*** EXTRACTED RECORDS ***

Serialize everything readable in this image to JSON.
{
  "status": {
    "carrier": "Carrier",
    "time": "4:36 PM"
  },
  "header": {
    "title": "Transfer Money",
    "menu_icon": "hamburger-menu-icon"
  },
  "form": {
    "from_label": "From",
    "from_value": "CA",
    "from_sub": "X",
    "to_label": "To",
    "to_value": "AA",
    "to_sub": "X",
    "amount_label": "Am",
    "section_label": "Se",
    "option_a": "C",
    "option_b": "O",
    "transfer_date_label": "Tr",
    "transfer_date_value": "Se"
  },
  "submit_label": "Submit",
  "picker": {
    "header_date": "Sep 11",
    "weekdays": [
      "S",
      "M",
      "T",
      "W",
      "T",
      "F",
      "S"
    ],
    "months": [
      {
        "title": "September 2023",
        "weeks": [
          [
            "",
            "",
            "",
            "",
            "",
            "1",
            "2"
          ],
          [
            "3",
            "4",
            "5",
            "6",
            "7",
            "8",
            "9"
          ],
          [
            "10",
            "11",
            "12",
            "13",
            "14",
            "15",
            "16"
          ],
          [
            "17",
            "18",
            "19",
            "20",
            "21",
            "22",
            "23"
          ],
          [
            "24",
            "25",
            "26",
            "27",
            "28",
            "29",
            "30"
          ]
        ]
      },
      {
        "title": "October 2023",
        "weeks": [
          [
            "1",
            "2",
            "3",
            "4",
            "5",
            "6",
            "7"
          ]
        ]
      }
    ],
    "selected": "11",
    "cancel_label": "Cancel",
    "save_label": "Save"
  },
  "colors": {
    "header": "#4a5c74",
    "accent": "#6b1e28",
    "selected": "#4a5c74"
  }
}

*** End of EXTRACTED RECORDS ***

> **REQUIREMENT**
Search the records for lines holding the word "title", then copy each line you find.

> **TASK SOLUTION**
    "title": "Transfer Money",
        "title": "September 2023",
        "title": "October 2023",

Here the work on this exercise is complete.